As the video demonstrates, the attack option-select not only protects you from the throw/mid mix-up and punch-into-throw setup, but it also allows you to immediately punish any grab-throw, whether delayed or not, with a minor counter-hit combo, and thus effectively makes up for one of the weaknesses of fuzzy guard (delayed throw attempts) while providing you with a proactive attack option out of a passive, defensive situation, which effectively comes close to stealing your opponent’s turn of applying mind-game pressure on you.
However, its weaknesses should be called out as well: the attack option-select loses to strings, delayed attacks, and low attacks (such as low punch, sweeps, etc).
In a game which relies heavily on pressuring the opponent the attack option-select can end up very underwhelming in high-level play. Should you decide to build your whole game around fuzzyable moves alone, you are prone to becoming very predictable, and a good opponent will certainly adapt in short time. Then there is this other, crucial problem: your opponent would have to fall for throwing you after blocking your fuzzyable moves in the first place.
However limited this technique may be in high-level play, it nonetheless works against certain kinds of opponents such as:
- the very moral player, who attempts to use the best option for a given situation (offensive while advantaged, defensive while disadvantaged);
- the player who fails to react quickly to blocking such fuzzyable moves (which in turn allows you to continue to attack, effectively minimizing the gap in-between your attacks);
- players who predictably lead their offensive with standing punch.
I left out the throw-escape option-select on purpose from this article (you simply combine fuzzy guard with throw escape guard into one technique) since it’s not useful at all in actual play. In Final Showdown the general rule goes that you want to apply pressure at all times, and fuzzying into escaping one throw direction is as unproductive as it gets. With the attack option-select you at least cover some of your bases in a proactive way, allowing you to turn the table in a fight and stealing your opponent’s turn when he, perhaps, least expects you to do so.
Thanks for reading!
1. Definition taken, but revised for Final Showdown, from Virtua Fighter 5: Official Guide by BradyGames.
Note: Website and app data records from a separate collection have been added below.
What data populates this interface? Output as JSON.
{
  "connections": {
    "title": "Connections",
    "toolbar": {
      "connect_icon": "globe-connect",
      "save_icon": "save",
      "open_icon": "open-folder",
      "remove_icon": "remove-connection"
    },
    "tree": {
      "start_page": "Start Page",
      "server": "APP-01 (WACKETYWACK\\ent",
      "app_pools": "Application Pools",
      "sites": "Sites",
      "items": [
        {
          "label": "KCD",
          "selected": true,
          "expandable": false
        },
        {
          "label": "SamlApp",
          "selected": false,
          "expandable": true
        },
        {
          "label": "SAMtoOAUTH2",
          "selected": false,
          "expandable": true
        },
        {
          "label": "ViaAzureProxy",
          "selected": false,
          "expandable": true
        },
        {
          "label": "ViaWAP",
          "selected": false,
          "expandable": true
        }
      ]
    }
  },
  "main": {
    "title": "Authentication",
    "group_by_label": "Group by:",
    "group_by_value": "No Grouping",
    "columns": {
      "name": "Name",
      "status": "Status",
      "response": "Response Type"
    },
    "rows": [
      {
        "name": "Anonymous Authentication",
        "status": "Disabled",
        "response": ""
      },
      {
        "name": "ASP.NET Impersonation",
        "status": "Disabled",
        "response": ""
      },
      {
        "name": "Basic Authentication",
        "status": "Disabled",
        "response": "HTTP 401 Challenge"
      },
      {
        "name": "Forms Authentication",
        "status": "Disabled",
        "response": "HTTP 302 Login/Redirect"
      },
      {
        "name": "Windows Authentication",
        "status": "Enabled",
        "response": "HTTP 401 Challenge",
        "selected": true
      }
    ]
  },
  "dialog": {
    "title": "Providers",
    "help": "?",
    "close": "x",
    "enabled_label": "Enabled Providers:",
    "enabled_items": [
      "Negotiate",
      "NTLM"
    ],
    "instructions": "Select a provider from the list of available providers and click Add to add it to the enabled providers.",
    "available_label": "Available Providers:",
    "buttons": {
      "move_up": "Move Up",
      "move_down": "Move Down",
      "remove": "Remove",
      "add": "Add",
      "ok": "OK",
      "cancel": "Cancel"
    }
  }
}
2. It is interesting to note that, apparently, this attack option-select within the fuzzy-guard shell (which is, curiously, “in itself” an option-select) has been around since Vanilla 5. It is likely that due to 0-frame throws fuzzy guard was overall seen as less useful in the original Virtua Fighter 5, which is why the attack option-select, while known, has never resonated within the fighting games community.
3. Much of the conclusions drawn in this section of the article stem from Virtua Fighter veteran Srider, who has given us insightful advice on the attack option-select and helped correct some aspects of this article.